By Steven Goff
Washington Post Staff Writer
Wednesday, August 16, 2006
The Washington Nationals, losers of three straight and 7 of 10, glanced at the standings yesterday and saw that the only National League teams enduring poorer seasons, the Chicago Cubs and Pittsburgh Pirates, were slowly sneaking up behind them.
They saw a visiting lineup that had pounded their pitching staff for 14 hits, 10 runs and 4 homers an evening earlier. And they checked on the probable starter and saw 36-year-old journeyman Pedro Astacio, whose 16 career losses to the Braves ranked him among the dozen worst all-time against the Atlanta franchise.
But fears of a long, painful night were alleviated by, of all people, Astacio, who retired the first 14 batters he faced and needed just 89 pitches and 2 hours 1 minute to complete a two-hitter and lift the Nationals to a 5-0 victory over the Braves before 24,036 at RFK Stadium.
"It was a superb effort on his part from the first pitch of the ballgame to the last pitch of the ballgame," Manager Frank Robinson said. "He was in complete control the entire ballgame. It was just one of those efforts you don't see too often."
Astacio struck out five, did not issue a walk, didn't allow anyone past first base and even chipped in a hit of his own, a single in the fourth inning.
It was his first shutout in more than four years and provided the Nationals with their first complete game since September.
What was working for him?
"Everything," he responded. "I make a pitch, pitch by pitch, hitter by hitter. I was feeling good."
Astacio, with his eighth team in a big league career that began 14 years ago, missed the first three months of the season with a right forearm strain and did not make his Washington debut until July 3. There were a pair of wins and a pair of losses, but also four no-decisions as his ERA lurked around 5.50.
His career against the Braves had been frightful: a 4-16 record and a 5.22 ERA prior to last night.
"He was great," left fielder Alfonso Soriano said. "He reminded me today of when he pitched as a rookie" with the Dodgers in the early 1990s. "When I see him the first two innings throw strikes and have very good location, I say, 'Man, I think he's going to have a very good night.' "
While Astacio was cruising through the first three innings, the Nationals built a four-run lead.
With two outs in the second, Alex Escobar reached on a slow bouncer along the left side and then raced to third on Brian Schneider's single to right.

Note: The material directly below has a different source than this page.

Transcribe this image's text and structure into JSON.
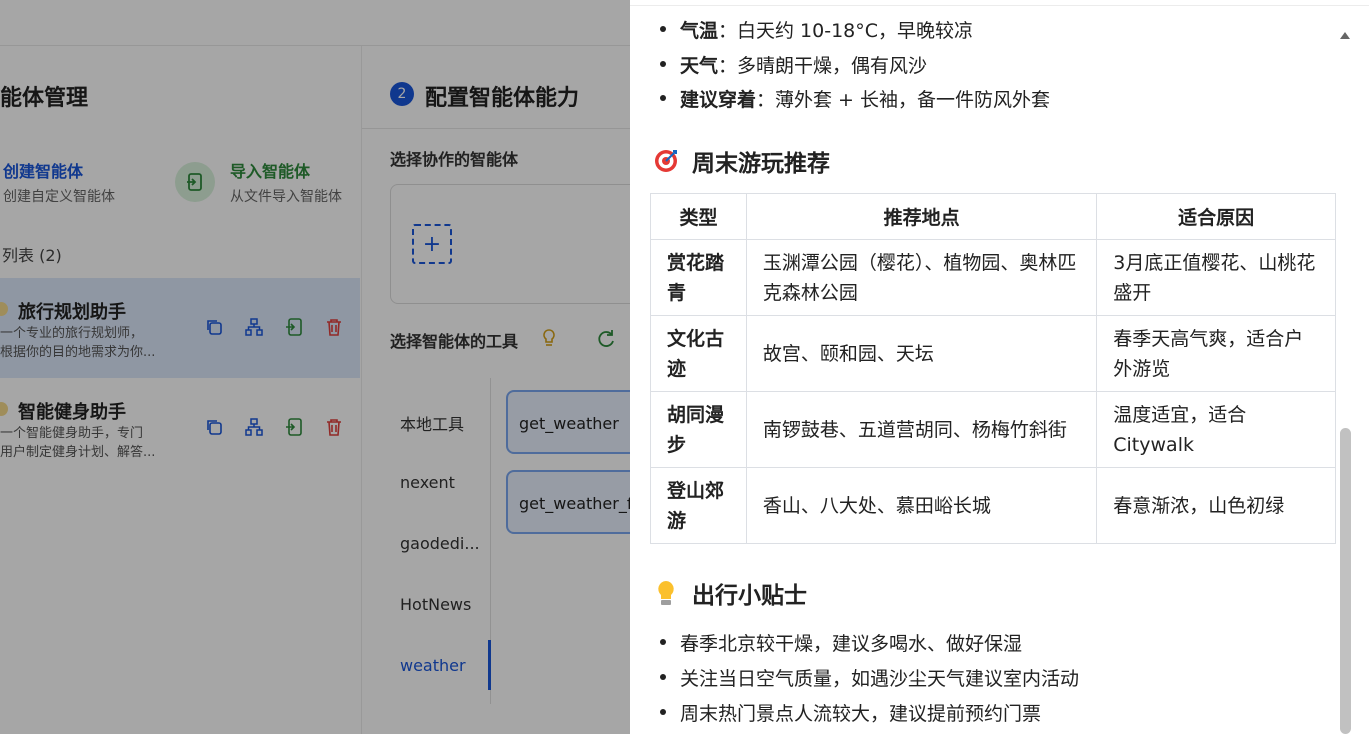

That brought up Bernie Castro, who during a 10-4 loss in the series opener Monday had surprised the Braves by bunting for a hit. He couldn't possibly do it again, not with two outs. But on Lance Cormier's first pitch, Castro dragged a bunt and pulled Adam LaRoche far enough from first base to beat it out and give the Nationals a 1-0 lead.
An inning later, Washington used a couple of hits, a couple of errors, an intentional walk and a sacrifice fly to score three more times.

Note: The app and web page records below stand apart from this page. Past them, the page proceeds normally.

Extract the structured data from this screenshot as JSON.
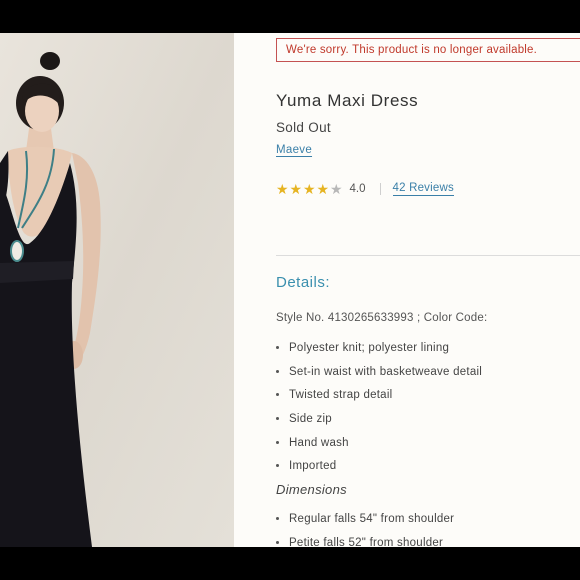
{
  "notice": "We're sorry. This product is no longer available.",
  "product": {
    "title": "Yuma Maxi Dress",
    "status": "Sold Out",
    "brand": "Maeve",
    "rating": {
      "value": "4.0",
      "stars_filled": 4,
      "stars_total": 5,
      "reviews_link": "42 Reviews"
    }
  },
  "details": {
    "heading": "Details:",
    "style_line": "Style No. 4130265633993 ; Color Code:",
    "features": [
      "Polyester knit; polyester lining",
      "Set-in waist with basketweave detail",
      "Twisted strap detail",
      "Side zip",
      "Hand wash",
      "Imported"
    ],
    "dimensions_heading": "Dimensions",
    "dimensions": [
      "Regular falls 54\" from shoulder",
      "Petite falls 52\" from shoulder"
    ]
  },
  "colors": {
    "accent": "#3a8fae",
    "link": "#3a7fa8",
    "notice": "#c0392b",
    "star": "#e6b422"
  }
}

The first of Soriano's two singles got it started. Felipe Lopez followed with a grounder toward right that second baseman Marcus Giles dived to smother. Lopez beat it out, and when Giles's throw skipped past LaRoche, the runners advanced to third and second, respectively.

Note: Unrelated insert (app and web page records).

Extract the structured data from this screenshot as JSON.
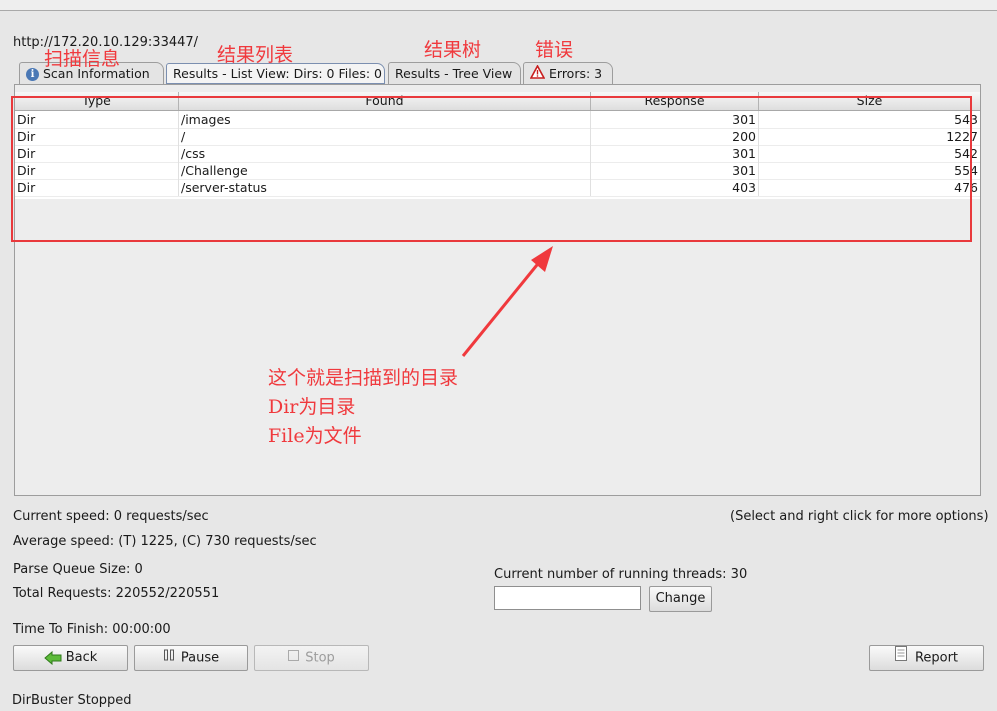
{
  "url": "http://172.20.10.129:33447/",
  "tabs": [
    {
      "label": "Scan Information",
      "icon": "info-icon"
    },
    {
      "label": "Results - List View: Dirs: 0 Files: 0",
      "selected": true
    },
    {
      "label": "Results - Tree View"
    },
    {
      "label": "Errors: 3",
      "icon": "warning-icon"
    }
  ],
  "table": {
    "columns": [
      "Type",
      "Found",
      "Response",
      "Size"
    ],
    "rows": [
      {
        "type": "Dir",
        "found": "/images",
        "response": "301",
        "size": "543"
      },
      {
        "type": "Dir",
        "found": "/",
        "response": "200",
        "size": "1227"
      },
      {
        "type": "Dir",
        "found": "/css",
        "response": "301",
        "size": "542"
      },
      {
        "type": "Dir",
        "found": "/Challenge",
        "response": "301",
        "size": "554"
      },
      {
        "type": "Dir",
        "found": "/server-status",
        "response": "403",
        "size": "476"
      }
    ]
  },
  "annotations": {
    "scan_info": "扫描信息",
    "result_list": "结果列表",
    "result_tree": "结果树",
    "errors": "错误",
    "note_line1": "这个就是扫描到的目录",
    "note_line2": "Dir为目录",
    "note_line3": "File为文件",
    "color": "#f0393d"
  },
  "status": {
    "current_speed": "Current speed: 0 requests/sec",
    "select_hint": "(Select and right click for more options)",
    "average_speed": "Average speed: (T) 1225, (C) 730 requests/sec",
    "parse_queue": "Parse Queue Size: 0",
    "total_requests": "Total Requests: 220552/220551",
    "threads": "Current number of running threads: 30",
    "time_to_finish": "Time To Finish: 00:00:00",
    "footer": "DirBuster Stopped"
  },
  "inputs": {
    "threads_value": ""
  },
  "buttons": {
    "change": "Change",
    "back": "Back",
    "pause": "Pause",
    "stop": "Stop",
    "report": "Report"
  }
}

After a strikeout and an intentional walk, Austin Kearns sent a bouncer toward shortstop Tony Peña Jr. The ball was moving slow enough to avoid a double play and allow Soriano to score, but when it hopped over Peña's glove, Lopez also scored and Nick Johnson advanced to third. Escobar then delivered the third run of the inning with a sacrifice fly.
Astacio had needed just 33 pitches to get through four innings and easily dispatched the first two batters of the fifth, but Jeff Francoeur ended Atlanta's hitless drought with a single to right. Many in the crowd responded with a brief standing ovation. A simple force-out then ended the inning.
"You've seen signs of it, you've seen parts of it, but it just clicked tonight," Robinson said of Astacio's contributions this summer. "He was just in that zone from the first pitch out there and it just kept building -- building and building."
The Nationals added another run -- and ended Cormier's evening -- in the fifth when Kearns's double to the left-center field gap scored Johnson from first.
On this night, however, the way Astacio was mixing his breaking ball and fastball, it was hardly needed.
After Francoeur's hit, Astacio retired six in a row before allowing LaRoche's harmless two-out single in the seventh. That was it as the Braves went down in order in the final two innings.
With the appreciative fans on their feet, Astacio ended the game by striking out Matt Diaz. Washington welcomed a badly needed victory and an overstrained bullpen graciously accepted a much-needed night off.
"I'm sure they're in shock," Robinson said of his relievers. "It was just an outstanding effort on Pedro's part."